··· DATA SUPPLIED ···

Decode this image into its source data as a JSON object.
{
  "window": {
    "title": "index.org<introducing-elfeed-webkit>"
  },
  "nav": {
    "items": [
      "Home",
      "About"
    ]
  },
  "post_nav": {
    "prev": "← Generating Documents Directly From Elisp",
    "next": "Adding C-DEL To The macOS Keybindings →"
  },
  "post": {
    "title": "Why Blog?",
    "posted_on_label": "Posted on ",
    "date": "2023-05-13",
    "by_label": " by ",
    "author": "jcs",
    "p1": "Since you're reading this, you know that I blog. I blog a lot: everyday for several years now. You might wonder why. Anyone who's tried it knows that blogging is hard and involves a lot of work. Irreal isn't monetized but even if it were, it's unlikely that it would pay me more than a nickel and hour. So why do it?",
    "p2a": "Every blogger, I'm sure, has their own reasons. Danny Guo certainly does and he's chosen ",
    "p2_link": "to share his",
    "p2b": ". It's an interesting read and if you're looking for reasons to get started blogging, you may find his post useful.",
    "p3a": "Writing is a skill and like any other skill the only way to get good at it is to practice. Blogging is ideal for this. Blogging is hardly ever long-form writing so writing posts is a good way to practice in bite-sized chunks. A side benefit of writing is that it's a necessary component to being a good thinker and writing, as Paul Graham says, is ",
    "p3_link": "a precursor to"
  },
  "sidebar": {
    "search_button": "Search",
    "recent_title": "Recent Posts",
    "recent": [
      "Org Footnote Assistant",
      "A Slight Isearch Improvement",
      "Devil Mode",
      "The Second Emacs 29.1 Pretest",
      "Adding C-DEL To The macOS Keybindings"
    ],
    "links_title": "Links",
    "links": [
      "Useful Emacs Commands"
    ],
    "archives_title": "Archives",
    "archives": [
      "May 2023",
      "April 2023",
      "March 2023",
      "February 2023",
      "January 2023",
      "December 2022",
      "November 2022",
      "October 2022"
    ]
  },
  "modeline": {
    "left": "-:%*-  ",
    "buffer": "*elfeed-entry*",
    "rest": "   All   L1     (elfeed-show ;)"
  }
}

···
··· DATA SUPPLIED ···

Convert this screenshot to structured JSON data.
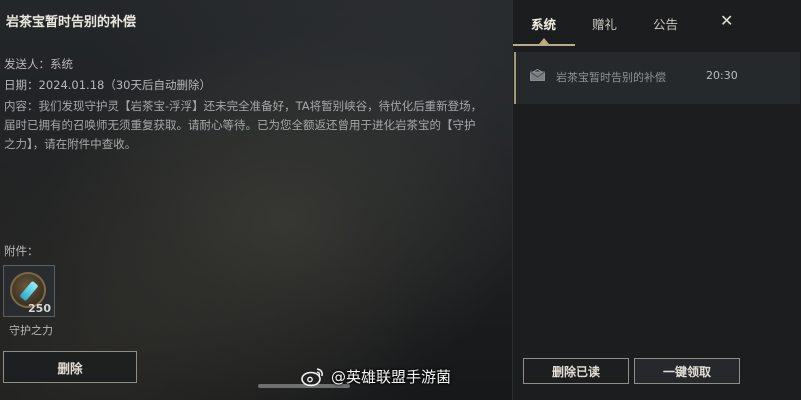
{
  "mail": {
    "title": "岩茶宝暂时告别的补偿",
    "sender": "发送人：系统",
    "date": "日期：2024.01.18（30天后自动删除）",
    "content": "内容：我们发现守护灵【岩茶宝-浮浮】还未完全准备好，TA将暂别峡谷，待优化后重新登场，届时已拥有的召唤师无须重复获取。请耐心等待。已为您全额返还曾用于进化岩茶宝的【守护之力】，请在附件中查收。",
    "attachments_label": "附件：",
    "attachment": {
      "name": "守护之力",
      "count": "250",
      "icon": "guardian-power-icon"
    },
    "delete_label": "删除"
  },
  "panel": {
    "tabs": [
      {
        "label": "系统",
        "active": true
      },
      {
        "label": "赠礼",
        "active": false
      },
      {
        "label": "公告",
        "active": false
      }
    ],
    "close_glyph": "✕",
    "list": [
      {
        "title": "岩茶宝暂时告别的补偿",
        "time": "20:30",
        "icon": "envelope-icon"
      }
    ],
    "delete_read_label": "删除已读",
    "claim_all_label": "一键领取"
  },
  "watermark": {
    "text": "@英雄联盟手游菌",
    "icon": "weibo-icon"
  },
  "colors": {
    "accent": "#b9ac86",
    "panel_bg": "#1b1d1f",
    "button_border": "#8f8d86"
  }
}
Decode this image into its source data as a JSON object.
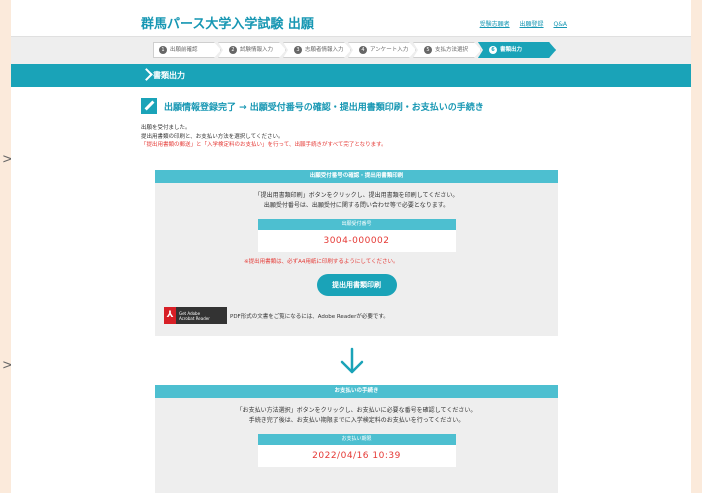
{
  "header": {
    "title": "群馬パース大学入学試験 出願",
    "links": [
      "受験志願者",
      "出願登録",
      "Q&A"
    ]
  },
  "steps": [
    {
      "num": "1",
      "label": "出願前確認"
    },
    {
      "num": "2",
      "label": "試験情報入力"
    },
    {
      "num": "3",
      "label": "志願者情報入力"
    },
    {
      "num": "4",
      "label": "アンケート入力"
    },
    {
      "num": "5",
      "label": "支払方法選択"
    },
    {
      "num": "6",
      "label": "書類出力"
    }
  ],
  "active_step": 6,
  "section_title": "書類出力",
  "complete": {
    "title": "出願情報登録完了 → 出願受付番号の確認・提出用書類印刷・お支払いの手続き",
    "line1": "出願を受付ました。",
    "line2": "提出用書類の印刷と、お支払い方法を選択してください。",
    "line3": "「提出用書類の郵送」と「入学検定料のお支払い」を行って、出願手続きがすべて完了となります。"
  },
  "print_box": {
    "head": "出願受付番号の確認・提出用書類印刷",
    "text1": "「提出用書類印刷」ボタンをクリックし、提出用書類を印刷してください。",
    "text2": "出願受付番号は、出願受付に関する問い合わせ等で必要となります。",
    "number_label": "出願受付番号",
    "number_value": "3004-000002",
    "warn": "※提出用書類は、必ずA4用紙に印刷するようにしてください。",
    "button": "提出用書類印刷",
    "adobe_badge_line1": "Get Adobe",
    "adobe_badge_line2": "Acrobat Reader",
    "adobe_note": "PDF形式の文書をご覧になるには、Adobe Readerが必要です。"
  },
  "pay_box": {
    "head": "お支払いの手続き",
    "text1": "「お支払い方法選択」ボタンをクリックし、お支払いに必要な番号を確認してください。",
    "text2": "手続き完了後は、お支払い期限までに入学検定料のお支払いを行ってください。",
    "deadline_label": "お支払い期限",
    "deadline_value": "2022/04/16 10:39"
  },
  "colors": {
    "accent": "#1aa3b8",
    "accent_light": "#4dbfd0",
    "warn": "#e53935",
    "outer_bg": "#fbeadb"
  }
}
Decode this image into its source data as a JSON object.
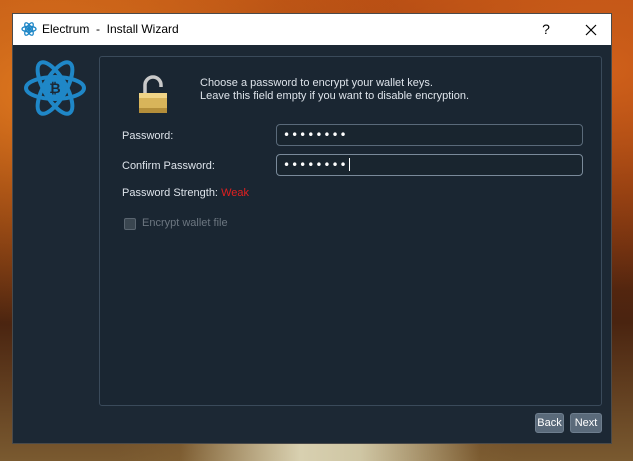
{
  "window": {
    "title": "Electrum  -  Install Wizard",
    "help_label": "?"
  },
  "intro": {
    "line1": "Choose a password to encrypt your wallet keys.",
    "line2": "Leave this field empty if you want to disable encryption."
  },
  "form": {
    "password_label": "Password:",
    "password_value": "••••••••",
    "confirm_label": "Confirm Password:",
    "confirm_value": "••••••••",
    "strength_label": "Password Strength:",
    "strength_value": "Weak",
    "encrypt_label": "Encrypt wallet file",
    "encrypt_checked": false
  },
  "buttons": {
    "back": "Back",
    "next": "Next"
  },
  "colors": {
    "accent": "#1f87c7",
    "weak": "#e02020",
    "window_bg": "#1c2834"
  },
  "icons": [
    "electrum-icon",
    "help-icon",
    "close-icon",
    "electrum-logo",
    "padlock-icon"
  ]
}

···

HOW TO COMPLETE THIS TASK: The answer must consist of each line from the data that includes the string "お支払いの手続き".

SOLUTION BELOW:
    "title": "出願情報登録完了 → 出願受付番号の確認・提出用書類印刷・お支払いの手続き",
    "head": "お支払いの手続き",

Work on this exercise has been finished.